Katie Fritsche, Writing Consultant
I know a lot of us sometimes think we don’t have a voice that matters to the world of writing. In fact, as human beings, we are sometimes so terrified of others finding out what we think, that we hide our poetry, our greatest work in the notebooks under our pillows and in our desk drawers, trying to work up the courage to share our voice but never really doing so because of what happens if people learn about the deepest part of ourselves: our thoughts.
In fact, you might be surprised to find that writing way back in the old days of Socrates, was not encouraged. Socrates once said that “When it has once been written down, every discourse roams about everywhere, reaching indiscriminately those with understanding no less than those who have no business with it, and it doesn’t know to whom it should speak and to whom it should not. And when it is faulted and attacked unfairly, it always needs its father’s support; alone, it can neither defend itself nor come to its own support” (Kalantzis & Scope 1). Socrates even himself criticized writing, and that there were dangers of lending our own voice to such a discourse, because after all, once it’s been written down, how can we undo it? How can we undo our voice that has been written out in such bold letters? Do we want to? Many critics might ask the question: it worth it for us to write, because isn’t there a danger that comes with putting our voice into something?
I would answer differently. I would answer that using our voice in writing, taking that risk, is important because we get to share the deepest parts of our lives with the world. To write with our voice is to help us feel human. To share our story is to become vulnerable, but it also inspires this creativity that drives us to become better through a written understanding of the world. Writing with one’s voice and sharing it seems like a big leap, but at the same time, I think it can be completely, truly said that if we don’t try, then we will never know. Such power exists from writing down our thoughts for the world to hear, it inspires healing for other people, it creates changes for us to network with others, and writing with our voice can even create future career opportunity that value the fact that we can think independently. I think that when we write, when we take that risk, whilst we may be opening up the doors to a lot of consequence, we are also opening up the doors to our future, because in this day and age, we need people who aren’t afraid to be outspoken, to speak their minds, because writing is admitting we have the right to express who we are.
And so, I say write, write with your own unique voice, open those drawers, take the book of notes and pen you have hidden, and make an attempt to share that voice with the world. Be it through publishing peer review, writing groups, or simply scheduling a writing center appointment in person to talk about your writing, I encourage you to share yourself with this world. Socrates is wrong: writing does have value!

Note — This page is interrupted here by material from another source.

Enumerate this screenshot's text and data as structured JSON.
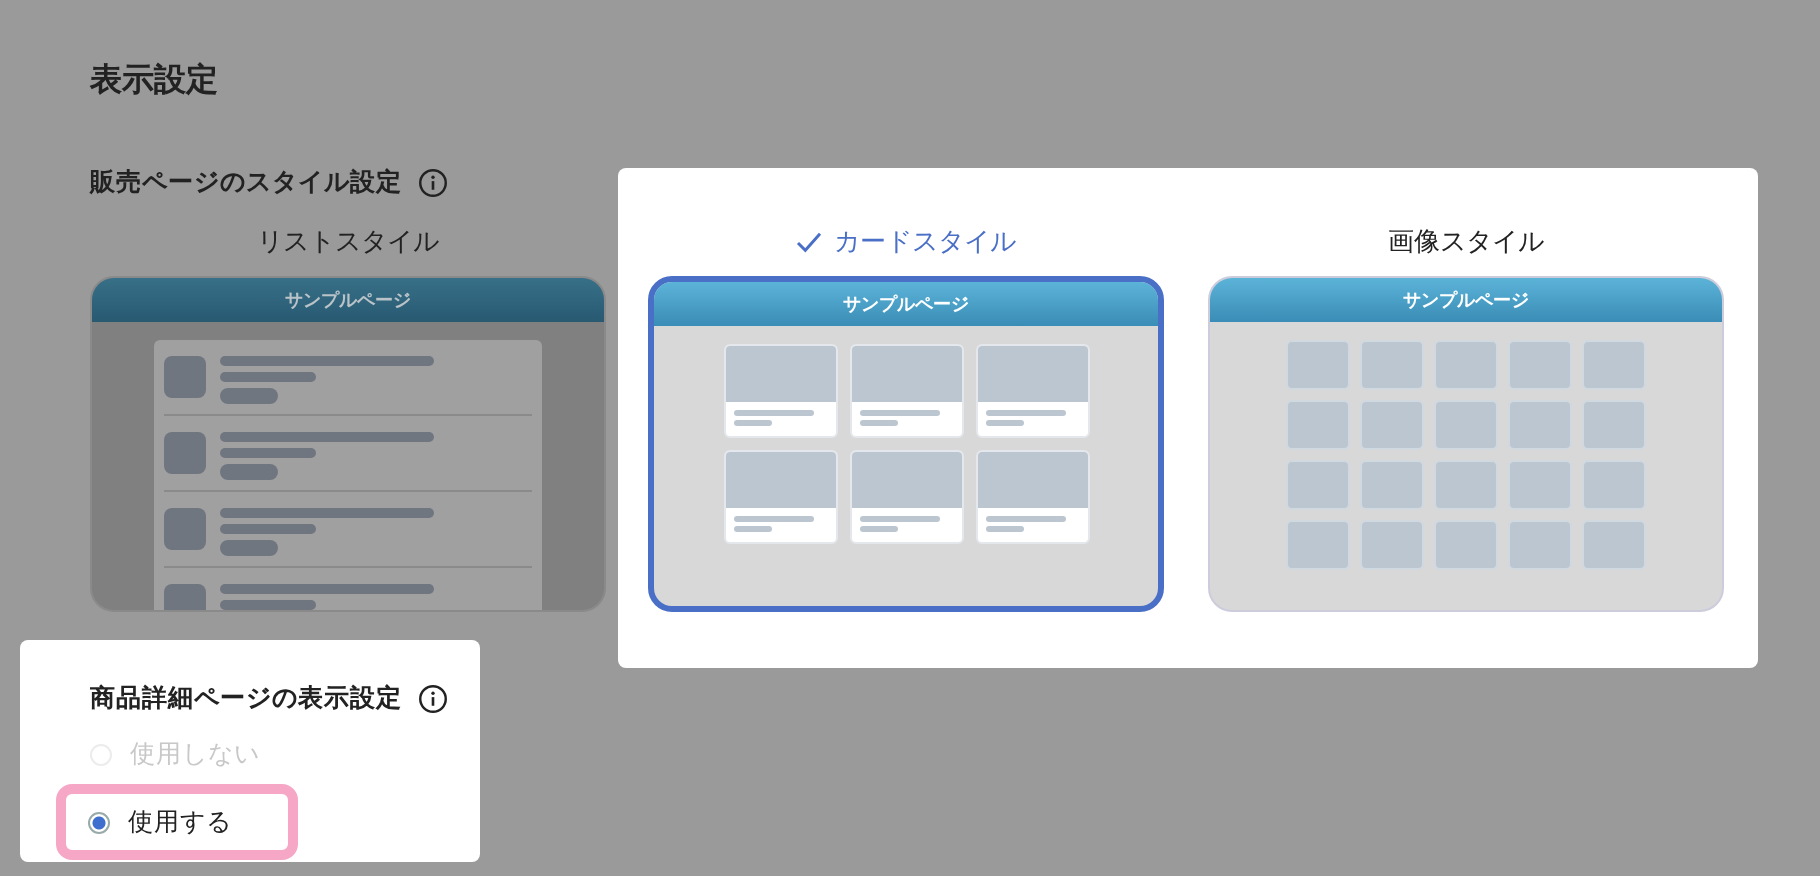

Take your voice, let it fly, and write yourself into the future.
Socrates on the Forgetfulness That Comes with Writing. Kalantziz & Scope, https://newlearningonline.com/literacies/chapter-1/socrates-on-the-forgetfulness-that-comes-with-writing.